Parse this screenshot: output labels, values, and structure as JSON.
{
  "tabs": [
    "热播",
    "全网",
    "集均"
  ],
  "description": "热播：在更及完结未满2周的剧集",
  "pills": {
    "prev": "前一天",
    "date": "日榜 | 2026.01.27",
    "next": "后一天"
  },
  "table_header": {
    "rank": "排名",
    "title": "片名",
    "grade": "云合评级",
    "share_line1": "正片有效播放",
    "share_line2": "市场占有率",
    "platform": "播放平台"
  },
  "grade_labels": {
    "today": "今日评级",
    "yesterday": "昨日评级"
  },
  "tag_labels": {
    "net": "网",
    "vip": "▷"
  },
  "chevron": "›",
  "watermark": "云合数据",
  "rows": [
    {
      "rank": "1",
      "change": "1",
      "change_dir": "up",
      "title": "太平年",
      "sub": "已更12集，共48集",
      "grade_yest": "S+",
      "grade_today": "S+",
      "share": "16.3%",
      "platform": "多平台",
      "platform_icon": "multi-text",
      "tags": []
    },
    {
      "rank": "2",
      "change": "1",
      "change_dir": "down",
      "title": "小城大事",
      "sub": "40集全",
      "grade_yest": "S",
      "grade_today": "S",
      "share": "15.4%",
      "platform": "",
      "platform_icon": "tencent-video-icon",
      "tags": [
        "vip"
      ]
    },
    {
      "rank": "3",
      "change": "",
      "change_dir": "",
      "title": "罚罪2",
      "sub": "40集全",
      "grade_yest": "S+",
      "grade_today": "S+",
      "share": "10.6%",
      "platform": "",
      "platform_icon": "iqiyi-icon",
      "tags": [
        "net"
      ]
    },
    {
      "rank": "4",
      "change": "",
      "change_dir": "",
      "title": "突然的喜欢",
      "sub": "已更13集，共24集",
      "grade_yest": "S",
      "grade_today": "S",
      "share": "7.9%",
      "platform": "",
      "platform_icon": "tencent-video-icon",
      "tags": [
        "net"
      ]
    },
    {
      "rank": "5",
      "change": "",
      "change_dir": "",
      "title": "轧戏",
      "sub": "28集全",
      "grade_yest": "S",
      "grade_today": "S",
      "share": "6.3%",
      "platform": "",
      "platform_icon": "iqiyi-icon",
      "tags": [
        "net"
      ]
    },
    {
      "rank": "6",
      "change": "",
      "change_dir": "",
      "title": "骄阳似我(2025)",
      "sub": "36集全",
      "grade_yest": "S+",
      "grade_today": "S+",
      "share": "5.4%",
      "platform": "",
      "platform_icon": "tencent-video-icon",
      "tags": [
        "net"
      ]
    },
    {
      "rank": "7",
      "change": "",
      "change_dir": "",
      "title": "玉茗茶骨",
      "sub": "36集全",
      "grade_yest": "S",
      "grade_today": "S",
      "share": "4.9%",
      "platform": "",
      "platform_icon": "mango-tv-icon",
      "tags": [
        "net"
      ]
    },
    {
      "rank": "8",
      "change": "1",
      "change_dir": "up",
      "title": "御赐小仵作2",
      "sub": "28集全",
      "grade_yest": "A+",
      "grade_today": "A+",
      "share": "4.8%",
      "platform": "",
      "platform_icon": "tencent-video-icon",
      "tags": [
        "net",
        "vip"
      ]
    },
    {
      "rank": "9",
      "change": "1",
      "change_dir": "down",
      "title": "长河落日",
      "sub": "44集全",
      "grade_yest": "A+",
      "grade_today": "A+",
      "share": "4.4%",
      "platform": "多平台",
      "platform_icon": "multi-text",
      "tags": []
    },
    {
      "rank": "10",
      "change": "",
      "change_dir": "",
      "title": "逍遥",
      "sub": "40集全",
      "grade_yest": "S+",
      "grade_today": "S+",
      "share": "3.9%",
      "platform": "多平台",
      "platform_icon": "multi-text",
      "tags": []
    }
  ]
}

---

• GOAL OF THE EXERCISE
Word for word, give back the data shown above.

• EXERCISE SOLUTION
Parse this screenshot: output labels, values, and structure as JSON.
{
  "tabs": [
    "热播",
    "全网",
    "集均"
  ],
  "description": "热播：在更及完结未满2周的剧集",
  "pills": {
    "prev": "前一天",
    "date": "日榜 | 2026.01.27",
    "next": "后一天"
  },
  "table_header": {
    "rank": "排名",
    "title": "片名",
    "grade": "云合评级",
    "share_line1": "正片有效播放",
    "share_line2": "市场占有率",
    "platform": "播放平台"
  },
  "grade_labels": {
    "today": "今日评级",
    "yesterday": "昨日评级"
  },
  "tag_labels": {
    "net": "网",
    "vip": "▷"
  },
  "chevron": "›",
  "watermark": "云合数据",
  "rows": [
    {
      "rank": "1",
      "change": "1",
      "change_dir": "up",
      "title": "太平年",
      "sub": "已更12集，共48集",
      "grade_yest": "S+",
      "grade_today": "S+",
      "share": "16.3%",
      "platform": "多平台",
      "platform_icon": "multi-text",
      "tags": []
    },
    {
      "rank": "2",
      "change": "1",
      "change_dir": "down",
      "title": "小城大事",
      "sub": "40集全",
      "grade_yest": "S",
      "grade_today": "S",
      "share": "15.4%",
      "platform": "",
      "platform_icon": "tencent-video-icon",
      "tags": [
        "vip"
      ]
    },
    {
      "rank": "3",
      "change": "",
      "change_dir": "",
      "title": "罚罪2",
      "sub": "40集全",
      "grade_yest": "S+",
      "grade_today": "S+",
      "share": "10.6%",
      "platform": "",
      "platform_icon": "iqiyi-icon",
      "tags": [
        "net"
      ]
    },
    {
      "rank": "4",
      "change": "",
      "change_dir": "",
      "title": "突然的喜欢",
      "sub": "已更13集，共24集",
      "grade_yest": "S",
      "grade_today": "S",
      "share": "7.9%",
      "platform": "",
      "platform_icon": "tencent-video-icon",
      "tags": [
        "net"
      ]
    },
    {
      "rank": "5",
      "change": "",
      "change_dir": "",
      "title": "轧戏",
      "sub": "28集全",
      "grade_yest": "S",
      "grade_today": "S",
      "share": "6.3%",
      "platform": "",
      "platform_icon": "iqiyi-icon",
      "tags": [
        "net"
      ]
    },
    {
      "rank": "6",
      "change": "",
      "change_dir": "",
      "title": "骄阳似我(2025)",
      "sub": "36集全",
      "grade_yest": "S+",
      "grade_today": "S+",
      "share": "5.4%",
      "platform": "",
      "platform_icon": "tencent-video-icon",
      "tags": [
        "net"
      ]
    },
    {
      "rank": "7",
      "change": "",
      "change_dir": "",
      "title": "玉茗茶骨",
      "sub": "36集全",
      "grade_yest": "S",
      "grade_today": "S",
      "share": "4.9%",
      "platform": "",
      "platform_icon": "mango-tv-icon",
      "tags": [
        "net"
      ]
    },
    {
      "rank": "8",
      "change": "1",
      "change_dir": "up",
      "title": "御赐小仵作2",
      "sub": "28集全",
      "grade_yest": "A+",
      "grade_today": "A+",
      "share": "4.8%",
      "platform": "",
      "platform_icon": "tencent-video-icon",
      "tags": [
        "net",
        "vip"
      ]
    },
    {
      "rank": "9",
      "change": "1",
      "change_dir": "down",
      "title": "长河落日",
      "sub": "44集全",
      "grade_yest": "A+",
      "grade_today": "A+",
      "share": "4.4%",
      "platform": "多平台",
      "platform_icon": "multi-text",
      "tags": []
    },
    {
      "rank": "10",
      "change": "",
      "change_dir": "",
      "title": "逍遥",
      "sub": "40集全",
      "grade_yest": "S+",
      "grade_today": "S+",
      "share": "3.9%",
      "platform": "多平台",
      "platform_icon": "multi-text",
      "tags": []
    }
  ]
}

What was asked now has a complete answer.